NASA’s Lunar Reconnaissance Orbiter (LRO) experiences 12 “earthrises” every day, however is almost always busy imaging the lunar surface so only rarely does an opportunity arise such that LROC can capture a view of Earth.
Image © NASA/Goddard/Arizona State University
On Feb. 1, 2014, LRO pitched forward while approaching the moon‘s north pole allowing the LROC Wide Angle Camera to capture Earth rising above Rozhdestvenskiy crater (112 miles, or 180 km, in diameter).

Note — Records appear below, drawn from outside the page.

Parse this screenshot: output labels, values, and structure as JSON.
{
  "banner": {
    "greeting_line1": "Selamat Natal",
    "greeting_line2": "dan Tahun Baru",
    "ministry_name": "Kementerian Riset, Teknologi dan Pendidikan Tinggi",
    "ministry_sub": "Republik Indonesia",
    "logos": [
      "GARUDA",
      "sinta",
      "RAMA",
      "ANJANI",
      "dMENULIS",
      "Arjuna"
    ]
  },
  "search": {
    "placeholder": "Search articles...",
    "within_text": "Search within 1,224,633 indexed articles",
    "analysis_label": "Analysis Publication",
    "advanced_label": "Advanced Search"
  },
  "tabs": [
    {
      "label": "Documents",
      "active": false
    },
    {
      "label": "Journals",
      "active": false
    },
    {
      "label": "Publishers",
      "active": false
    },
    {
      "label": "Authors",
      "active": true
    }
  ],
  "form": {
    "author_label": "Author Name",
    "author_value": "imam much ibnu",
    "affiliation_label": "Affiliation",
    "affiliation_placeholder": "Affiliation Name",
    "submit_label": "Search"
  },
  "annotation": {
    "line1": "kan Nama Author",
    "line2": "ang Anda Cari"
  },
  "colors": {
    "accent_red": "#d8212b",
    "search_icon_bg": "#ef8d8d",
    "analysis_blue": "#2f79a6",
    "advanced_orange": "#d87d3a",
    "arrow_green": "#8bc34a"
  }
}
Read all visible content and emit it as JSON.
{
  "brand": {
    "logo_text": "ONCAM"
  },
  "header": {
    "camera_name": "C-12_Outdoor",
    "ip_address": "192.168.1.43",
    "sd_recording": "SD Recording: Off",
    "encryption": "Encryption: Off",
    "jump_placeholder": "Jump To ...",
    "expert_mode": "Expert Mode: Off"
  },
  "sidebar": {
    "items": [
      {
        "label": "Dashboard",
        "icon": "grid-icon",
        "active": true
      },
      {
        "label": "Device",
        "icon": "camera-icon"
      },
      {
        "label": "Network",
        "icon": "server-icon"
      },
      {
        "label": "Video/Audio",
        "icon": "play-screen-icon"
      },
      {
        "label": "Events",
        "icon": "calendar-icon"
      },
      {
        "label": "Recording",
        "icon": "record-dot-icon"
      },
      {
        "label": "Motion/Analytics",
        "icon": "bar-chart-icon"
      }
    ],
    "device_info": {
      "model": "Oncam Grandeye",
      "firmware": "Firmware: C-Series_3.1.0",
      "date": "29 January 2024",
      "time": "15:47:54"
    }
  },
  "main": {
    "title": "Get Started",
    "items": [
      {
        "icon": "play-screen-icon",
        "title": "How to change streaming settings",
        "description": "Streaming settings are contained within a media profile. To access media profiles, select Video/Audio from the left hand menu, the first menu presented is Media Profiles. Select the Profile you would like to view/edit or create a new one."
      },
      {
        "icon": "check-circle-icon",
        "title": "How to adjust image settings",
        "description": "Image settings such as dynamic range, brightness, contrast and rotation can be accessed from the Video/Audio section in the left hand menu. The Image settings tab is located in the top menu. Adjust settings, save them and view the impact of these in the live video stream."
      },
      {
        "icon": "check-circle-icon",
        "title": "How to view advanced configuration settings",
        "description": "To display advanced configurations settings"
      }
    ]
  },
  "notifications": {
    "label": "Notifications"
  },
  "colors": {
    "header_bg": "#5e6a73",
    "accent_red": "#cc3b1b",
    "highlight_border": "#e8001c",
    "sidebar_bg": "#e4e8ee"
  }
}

The LROC WAC is very different than most digital cameras. Typically resolution is reported as the number pixels in a single image; a cell phone camera today has more than 5 million pixels (5 megapixels). A single WAC frame has only 9,856 pixels, however the WAC builds up a much larger image by exposing a series of images (or frames) as LRO progresses in its orbit; this type of imaging is called “push-frame.” Over a full month as the LRO orbit track progresses around the moon the WAC builds up a collection of images that covers the entire globe.